Without the pictures, write the listing below out again, line for line.

= Beginning of Section =

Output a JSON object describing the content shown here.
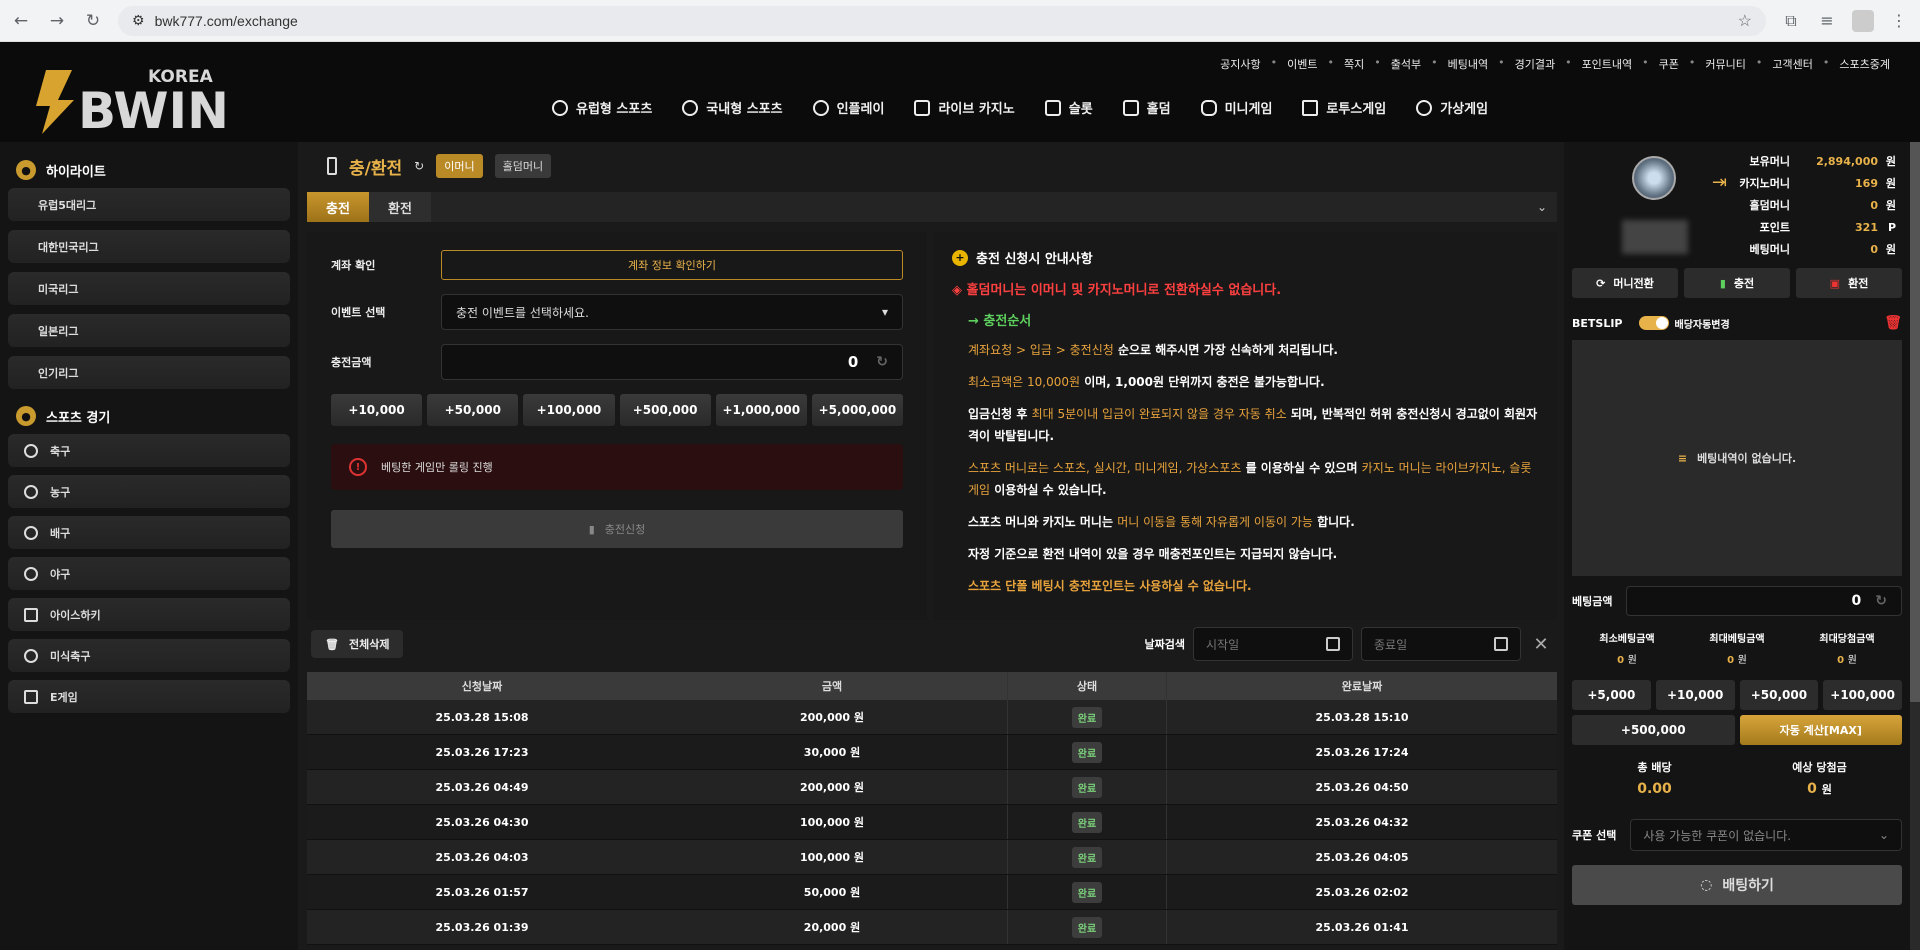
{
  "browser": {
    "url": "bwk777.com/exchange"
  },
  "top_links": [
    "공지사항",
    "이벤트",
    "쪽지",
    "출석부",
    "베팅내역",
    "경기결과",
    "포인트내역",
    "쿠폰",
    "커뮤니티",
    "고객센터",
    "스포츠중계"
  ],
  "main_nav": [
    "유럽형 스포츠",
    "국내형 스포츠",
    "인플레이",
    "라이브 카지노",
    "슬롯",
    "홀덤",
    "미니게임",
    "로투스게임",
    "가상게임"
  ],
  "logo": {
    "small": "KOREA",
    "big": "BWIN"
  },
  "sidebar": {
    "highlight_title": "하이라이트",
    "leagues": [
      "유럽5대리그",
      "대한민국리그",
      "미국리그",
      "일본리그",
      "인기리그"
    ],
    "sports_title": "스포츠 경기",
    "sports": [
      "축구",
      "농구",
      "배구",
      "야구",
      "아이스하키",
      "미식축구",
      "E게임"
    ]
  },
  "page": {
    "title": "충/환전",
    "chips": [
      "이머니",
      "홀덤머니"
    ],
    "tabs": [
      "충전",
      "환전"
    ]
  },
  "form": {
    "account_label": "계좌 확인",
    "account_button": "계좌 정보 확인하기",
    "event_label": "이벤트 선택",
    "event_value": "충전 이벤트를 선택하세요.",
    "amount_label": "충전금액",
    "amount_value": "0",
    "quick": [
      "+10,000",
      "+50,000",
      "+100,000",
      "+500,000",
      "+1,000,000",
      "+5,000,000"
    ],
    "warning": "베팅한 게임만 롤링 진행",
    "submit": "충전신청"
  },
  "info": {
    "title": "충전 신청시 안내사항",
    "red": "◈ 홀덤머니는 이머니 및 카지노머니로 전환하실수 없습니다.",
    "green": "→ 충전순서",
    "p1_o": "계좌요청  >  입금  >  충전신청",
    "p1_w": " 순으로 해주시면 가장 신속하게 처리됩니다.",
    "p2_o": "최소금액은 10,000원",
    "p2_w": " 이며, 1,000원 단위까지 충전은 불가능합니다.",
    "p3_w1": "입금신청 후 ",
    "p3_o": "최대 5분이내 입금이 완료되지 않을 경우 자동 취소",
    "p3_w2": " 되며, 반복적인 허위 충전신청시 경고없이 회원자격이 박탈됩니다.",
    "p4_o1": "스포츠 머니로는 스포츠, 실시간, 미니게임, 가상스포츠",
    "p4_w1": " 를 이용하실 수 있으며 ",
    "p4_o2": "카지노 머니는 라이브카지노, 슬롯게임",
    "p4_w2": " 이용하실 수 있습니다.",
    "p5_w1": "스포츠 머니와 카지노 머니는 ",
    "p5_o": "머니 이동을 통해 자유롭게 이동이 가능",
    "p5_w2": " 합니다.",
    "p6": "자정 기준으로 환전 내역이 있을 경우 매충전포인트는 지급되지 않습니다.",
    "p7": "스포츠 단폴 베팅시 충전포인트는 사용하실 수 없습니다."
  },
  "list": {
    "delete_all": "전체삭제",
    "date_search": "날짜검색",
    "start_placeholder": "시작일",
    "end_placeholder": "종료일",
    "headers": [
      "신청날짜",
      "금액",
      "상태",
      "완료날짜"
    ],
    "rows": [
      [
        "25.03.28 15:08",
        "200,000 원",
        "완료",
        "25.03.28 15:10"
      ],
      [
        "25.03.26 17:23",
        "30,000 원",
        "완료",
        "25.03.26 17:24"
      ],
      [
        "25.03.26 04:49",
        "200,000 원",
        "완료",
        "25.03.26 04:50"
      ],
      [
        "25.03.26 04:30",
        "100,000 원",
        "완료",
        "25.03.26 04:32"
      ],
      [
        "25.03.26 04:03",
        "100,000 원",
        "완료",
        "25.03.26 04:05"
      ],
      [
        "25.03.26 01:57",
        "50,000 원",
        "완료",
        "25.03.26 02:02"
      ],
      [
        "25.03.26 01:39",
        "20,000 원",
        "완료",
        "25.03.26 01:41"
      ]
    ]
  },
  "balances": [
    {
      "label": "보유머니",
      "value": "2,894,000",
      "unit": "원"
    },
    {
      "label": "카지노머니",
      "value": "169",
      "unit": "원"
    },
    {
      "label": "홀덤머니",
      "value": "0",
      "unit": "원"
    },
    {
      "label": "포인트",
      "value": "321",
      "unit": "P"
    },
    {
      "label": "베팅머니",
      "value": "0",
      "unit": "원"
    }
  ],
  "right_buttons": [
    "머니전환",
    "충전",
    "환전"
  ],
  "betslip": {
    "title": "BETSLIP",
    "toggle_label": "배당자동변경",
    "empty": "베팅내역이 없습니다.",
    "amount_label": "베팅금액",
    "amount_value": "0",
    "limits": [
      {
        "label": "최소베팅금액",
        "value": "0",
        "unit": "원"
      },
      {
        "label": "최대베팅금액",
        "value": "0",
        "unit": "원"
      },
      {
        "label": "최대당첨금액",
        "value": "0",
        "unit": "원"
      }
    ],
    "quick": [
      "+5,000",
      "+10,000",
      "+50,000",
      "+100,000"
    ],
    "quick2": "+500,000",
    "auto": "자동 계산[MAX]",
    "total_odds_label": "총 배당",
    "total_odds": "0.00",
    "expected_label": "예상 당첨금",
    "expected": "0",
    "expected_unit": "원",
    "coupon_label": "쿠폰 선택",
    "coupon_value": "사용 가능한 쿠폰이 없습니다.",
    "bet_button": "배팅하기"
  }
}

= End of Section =

Result of the exercise>
Output a JSON object describing the content shown here.
{
  "browser": {
    "url": "bwk777.com/exchange"
  },
  "top_links": [
    "공지사항",
    "이벤트",
    "쪽지",
    "출석부",
    "베팅내역",
    "경기결과",
    "포인트내역",
    "쿠폰",
    "커뮤니티",
    "고객센터",
    "스포츠중계"
  ],
  "main_nav": [
    "유럽형 스포츠",
    "국내형 스포츠",
    "인플레이",
    "라이브 카지노",
    "슬롯",
    "홀덤",
    "미니게임",
    "로투스게임",
    "가상게임"
  ],
  "logo": {
    "small": "KOREA",
    "big": "BWIN"
  },
  "sidebar": {
    "highlight_title": "하이라이트",
    "leagues": [
      "유럽5대리그",
      "대한민국리그",
      "미국리그",
      "일본리그",
      "인기리그"
    ],
    "sports_title": "스포츠 경기",
    "sports": [
      "축구",
      "농구",
      "배구",
      "야구",
      "아이스하키",
      "미식축구",
      "E게임"
    ]
  },
  "page": {
    "title": "충/환전",
    "chips": [
      "이머니",
      "홀덤머니"
    ],
    "tabs": [
      "충전",
      "환전"
    ]
  },
  "form": {
    "account_label": "계좌 확인",
    "account_button": "계좌 정보 확인하기",
    "event_label": "이벤트 선택",
    "event_value": "충전 이벤트를 선택하세요.",
    "amount_label": "충전금액",
    "amount_value": "0",
    "quick": [
      "+10,000",
      "+50,000",
      "+100,000",
      "+500,000",
      "+1,000,000",
      "+5,000,000"
    ],
    "warning": "베팅한 게임만 롤링 진행",
    "submit": "충전신청"
  },
  "info": {
    "title": "충전 신청시 안내사항",
    "red": "◈ 홀덤머니는 이머니 및 카지노머니로 전환하실수 없습니다.",
    "green": "→ 충전순서",
    "p1_o": "계좌요청  >  입금  >  충전신청",
    "p1_w": " 순으로 해주시면 가장 신속하게 처리됩니다.",
    "p2_o": "최소금액은 10,000원",
    "p2_w": " 이며, 1,000원 단위까지 충전은 불가능합니다.",
    "p3_w1": "입금신청 후 ",
    "p3_o": "최대 5분이내 입금이 완료되지 않을 경우 자동 취소",
    "p3_w2": " 되며, 반복적인 허위 충전신청시 경고없이 회원자격이 박탈됩니다.",
    "p4_o1": "스포츠 머니로는 스포츠, 실시간, 미니게임, 가상스포츠",
    "p4_w1": " 를 이용하실 수 있으며 ",
    "p4_o2": "카지노 머니는 라이브카지노, 슬롯게임",
    "p4_w2": " 이용하실 수 있습니다.",
    "p5_w1": "스포츠 머니와 카지노 머니는 ",
    "p5_o": "머니 이동을 통해 자유롭게 이동이 가능",
    "p5_w2": " 합니다.",
    "p6": "자정 기준으로 환전 내역이 있을 경우 매충전포인트는 지급되지 않습니다.",
    "p7": "스포츠 단폴 베팅시 충전포인트는 사용하실 수 없습니다."
  },
  "list": {
    "delete_all": "전체삭제",
    "date_search": "날짜검색",
    "start_placeholder": "시작일",
    "end_placeholder": "종료일",
    "headers": [
      "신청날짜",
      "금액",
      "상태",
      "완료날짜"
    ],
    "rows": [
      [
        "25.03.28 15:08",
        "200,000 원",
        "완료",
        "25.03.28 15:10"
      ],
      [
        "25.03.26 17:23",
        "30,000 원",
        "완료",
        "25.03.26 17:24"
      ],
      [
        "25.03.26 04:49",
        "200,000 원",
        "완료",
        "25.03.26 04:50"
      ],
      [
        "25.03.26 04:30",
        "100,000 원",
        "완료",
        "25.03.26 04:32"
      ],
      [
        "25.03.26 04:03",
        "100,000 원",
        "완료",
        "25.03.26 04:05"
      ],
      [
        "25.03.26 01:57",
        "50,000 원",
        "완료",
        "25.03.26 02:02"
      ],
      [
        "25.03.26 01:39",
        "20,000 원",
        "완료",
        "25.03.26 01:41"
      ]
    ]
  },
  "balances": [
    {
      "label": "보유머니",
      "value": "2,894,000",
      "unit": "원"
    },
    {
      "label": "카지노머니",
      "value": "169",
      "unit": "원"
    },
    {
      "label": "홀덤머니",
      "value": "0",
      "unit": "원"
    },
    {
      "label": "포인트",
      "value": "321",
      "unit": "P"
    },
    {
      "label": "베팅머니",
      "value": "0",
      "unit": "원"
    }
  ],
  "right_buttons": [
    "머니전환",
    "충전",
    "환전"
  ],
  "betslip": {
    "title": "BETSLIP",
    "toggle_label": "배당자동변경",
    "empty": "베팅내역이 없습니다.",
    "amount_label": "베팅금액",
    "amount_value": "0",
    "limits": [
      {
        "label": "최소베팅금액",
        "value": "0",
        "unit": "원"
      },
      {
        "label": "최대베팅금액",
        "value": "0",
        "unit": "원"
      },
      {
        "label": "최대당첨금액",
        "value": "0",
        "unit": "원"
      }
    ],
    "quick": [
      "+5,000",
      "+10,000",
      "+50,000",
      "+100,000"
    ],
    "quick2": "+500,000",
    "auto": "자동 계산[MAX]",
    "total_odds_label": "총 배당",
    "total_odds": "0.00",
    "expected_label": "예상 당첨금",
    "expected": "0",
    "expected_unit": "원",
    "coupon_label": "쿠폰 선택",
    "coupon_value": "사용 가능한 쿠폰이 없습니다.",
    "bet_button": "배팅하기"
  }
}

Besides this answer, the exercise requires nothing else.